_What is needed_: Return each line of the records holding the string "radius".

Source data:
---*---

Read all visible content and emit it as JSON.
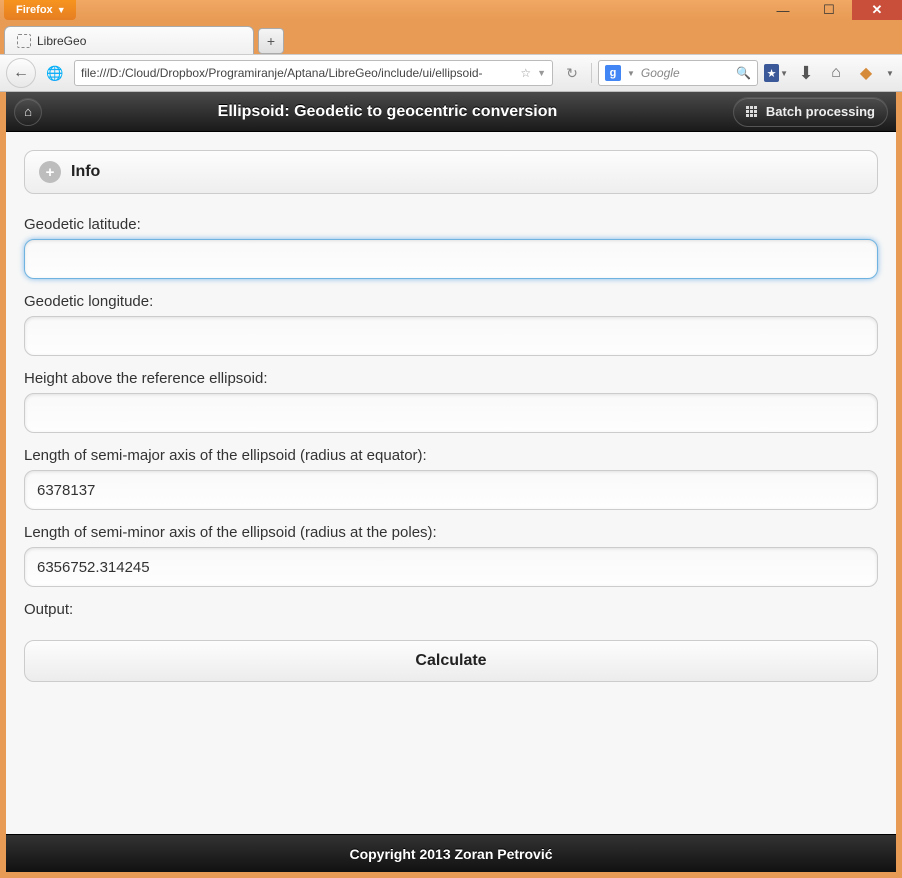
{
  "browser": {
    "name": "Firefox",
    "tab_title": "LibreGeo",
    "url": "file:///D:/Cloud/Dropbox/Programiranje/Aptana/LibreGeo/include/ui/ellipsoid-",
    "search_placeholder": "Google"
  },
  "app": {
    "title": "Ellipsoid: Geodetic to geocentric conversion",
    "batch_button": "Batch processing",
    "info_header": "Info",
    "fields": {
      "lat_label": "Geodetic latitude:",
      "lat_value": "",
      "lon_label": "Geodetic longitude:",
      "lon_value": "",
      "height_label": "Height above the reference ellipsoid:",
      "height_value": "",
      "semi_major_label": "Length of semi-major axis of the ellipsoid (radius at equator):",
      "semi_major_value": "6378137",
      "semi_minor_label": "Length of semi-minor axis of the ellipsoid (radius at the poles):",
      "semi_minor_value": "6356752.314245",
      "output_label": "Output:"
    },
    "calculate_button": "Calculate",
    "footer": "Copyright 2013 Zoran Petrović"
  }
}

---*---

_Output for this exercise_:
      "semi_major_label": "Length of semi-major axis of the ellipsoid (radius at equator):",
      "semi_minor_label": "Length of semi-minor axis of the ellipsoid (radius at the poles):",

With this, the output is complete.